<<<<

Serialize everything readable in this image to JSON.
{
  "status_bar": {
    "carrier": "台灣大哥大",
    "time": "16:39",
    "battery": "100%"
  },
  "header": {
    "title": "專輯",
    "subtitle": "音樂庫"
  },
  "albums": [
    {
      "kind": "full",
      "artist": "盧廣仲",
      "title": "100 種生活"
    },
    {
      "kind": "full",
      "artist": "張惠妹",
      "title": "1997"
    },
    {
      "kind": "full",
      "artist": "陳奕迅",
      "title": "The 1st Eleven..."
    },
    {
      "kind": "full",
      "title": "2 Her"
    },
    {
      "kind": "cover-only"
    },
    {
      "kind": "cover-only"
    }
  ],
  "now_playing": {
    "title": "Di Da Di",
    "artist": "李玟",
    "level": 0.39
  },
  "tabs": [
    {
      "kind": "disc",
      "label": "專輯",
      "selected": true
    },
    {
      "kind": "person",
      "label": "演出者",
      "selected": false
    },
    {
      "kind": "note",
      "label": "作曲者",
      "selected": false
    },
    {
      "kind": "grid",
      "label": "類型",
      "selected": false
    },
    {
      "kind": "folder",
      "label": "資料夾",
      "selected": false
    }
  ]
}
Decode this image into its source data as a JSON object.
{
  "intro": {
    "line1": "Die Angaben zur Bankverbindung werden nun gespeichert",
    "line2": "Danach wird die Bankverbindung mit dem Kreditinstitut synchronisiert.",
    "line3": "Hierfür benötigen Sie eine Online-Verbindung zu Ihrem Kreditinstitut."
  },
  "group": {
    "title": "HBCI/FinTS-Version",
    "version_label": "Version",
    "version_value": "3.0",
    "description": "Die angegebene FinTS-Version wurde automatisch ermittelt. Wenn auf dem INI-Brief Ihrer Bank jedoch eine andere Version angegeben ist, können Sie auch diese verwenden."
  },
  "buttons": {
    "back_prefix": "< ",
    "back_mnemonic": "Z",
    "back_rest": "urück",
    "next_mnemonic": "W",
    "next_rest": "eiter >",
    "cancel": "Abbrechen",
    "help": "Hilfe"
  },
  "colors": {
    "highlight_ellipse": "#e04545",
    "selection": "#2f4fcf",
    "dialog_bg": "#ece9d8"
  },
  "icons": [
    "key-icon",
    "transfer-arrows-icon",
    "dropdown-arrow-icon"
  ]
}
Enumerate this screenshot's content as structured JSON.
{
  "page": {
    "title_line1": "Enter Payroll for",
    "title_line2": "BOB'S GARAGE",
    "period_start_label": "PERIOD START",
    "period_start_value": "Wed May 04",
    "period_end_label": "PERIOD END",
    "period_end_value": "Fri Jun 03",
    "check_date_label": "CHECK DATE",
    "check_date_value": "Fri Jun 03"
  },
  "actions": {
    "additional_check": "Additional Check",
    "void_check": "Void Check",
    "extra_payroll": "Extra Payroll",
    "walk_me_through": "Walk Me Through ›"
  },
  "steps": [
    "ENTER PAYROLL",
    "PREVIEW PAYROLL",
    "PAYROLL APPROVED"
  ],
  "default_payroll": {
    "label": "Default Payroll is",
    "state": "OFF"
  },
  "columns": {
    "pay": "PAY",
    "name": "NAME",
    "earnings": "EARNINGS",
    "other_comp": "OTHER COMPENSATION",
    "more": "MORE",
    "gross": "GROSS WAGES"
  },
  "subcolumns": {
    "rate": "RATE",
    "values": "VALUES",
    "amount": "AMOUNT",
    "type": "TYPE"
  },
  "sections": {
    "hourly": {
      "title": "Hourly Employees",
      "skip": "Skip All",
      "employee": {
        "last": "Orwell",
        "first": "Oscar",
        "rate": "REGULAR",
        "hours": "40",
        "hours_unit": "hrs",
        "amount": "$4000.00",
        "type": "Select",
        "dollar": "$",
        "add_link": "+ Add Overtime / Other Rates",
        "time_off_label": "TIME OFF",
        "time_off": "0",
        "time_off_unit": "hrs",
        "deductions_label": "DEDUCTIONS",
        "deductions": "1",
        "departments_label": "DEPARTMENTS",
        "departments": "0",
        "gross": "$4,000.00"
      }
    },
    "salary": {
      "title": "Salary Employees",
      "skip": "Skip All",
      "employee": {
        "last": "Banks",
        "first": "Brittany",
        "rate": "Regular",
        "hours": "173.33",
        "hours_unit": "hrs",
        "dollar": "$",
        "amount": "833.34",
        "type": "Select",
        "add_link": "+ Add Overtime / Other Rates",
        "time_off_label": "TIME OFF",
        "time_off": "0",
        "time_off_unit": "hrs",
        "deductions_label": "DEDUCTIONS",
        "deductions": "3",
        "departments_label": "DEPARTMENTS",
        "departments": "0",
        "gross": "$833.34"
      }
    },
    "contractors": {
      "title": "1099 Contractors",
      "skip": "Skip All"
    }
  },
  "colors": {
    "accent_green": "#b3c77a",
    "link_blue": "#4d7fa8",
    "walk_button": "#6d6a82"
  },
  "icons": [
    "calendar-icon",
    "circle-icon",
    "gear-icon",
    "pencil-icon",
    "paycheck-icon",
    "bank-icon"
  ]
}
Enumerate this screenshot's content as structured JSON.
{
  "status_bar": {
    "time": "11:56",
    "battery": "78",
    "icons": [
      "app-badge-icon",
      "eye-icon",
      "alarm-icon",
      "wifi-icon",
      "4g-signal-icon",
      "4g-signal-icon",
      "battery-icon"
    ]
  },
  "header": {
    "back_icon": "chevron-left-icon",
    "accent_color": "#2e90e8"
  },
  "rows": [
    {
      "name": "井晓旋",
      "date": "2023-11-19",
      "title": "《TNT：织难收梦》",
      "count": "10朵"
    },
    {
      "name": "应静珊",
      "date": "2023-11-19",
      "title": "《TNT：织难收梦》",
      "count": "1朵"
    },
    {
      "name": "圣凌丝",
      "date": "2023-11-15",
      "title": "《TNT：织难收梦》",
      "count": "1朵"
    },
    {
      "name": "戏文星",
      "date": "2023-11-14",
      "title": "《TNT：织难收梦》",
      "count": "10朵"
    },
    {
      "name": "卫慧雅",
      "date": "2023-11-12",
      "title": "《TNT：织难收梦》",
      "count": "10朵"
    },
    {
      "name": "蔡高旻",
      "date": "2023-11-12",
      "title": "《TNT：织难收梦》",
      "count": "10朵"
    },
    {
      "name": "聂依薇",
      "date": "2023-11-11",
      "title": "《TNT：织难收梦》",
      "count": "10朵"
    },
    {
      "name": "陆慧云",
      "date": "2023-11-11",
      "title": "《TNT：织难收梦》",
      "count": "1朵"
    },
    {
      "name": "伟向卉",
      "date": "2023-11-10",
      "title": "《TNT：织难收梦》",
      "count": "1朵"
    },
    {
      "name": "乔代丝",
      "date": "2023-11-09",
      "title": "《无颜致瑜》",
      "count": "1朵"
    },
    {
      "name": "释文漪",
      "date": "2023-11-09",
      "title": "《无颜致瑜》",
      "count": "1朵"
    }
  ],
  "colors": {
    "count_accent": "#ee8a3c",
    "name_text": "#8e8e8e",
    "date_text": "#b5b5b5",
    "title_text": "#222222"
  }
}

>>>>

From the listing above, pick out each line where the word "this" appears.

- _Reply_:
Serialize everything readable in this image to JSON.
Decode this image into its source data as a JSON object.
Enumerate this screenshot's content as structured JSON.
Enumerate this screenshot's content as structured JSON.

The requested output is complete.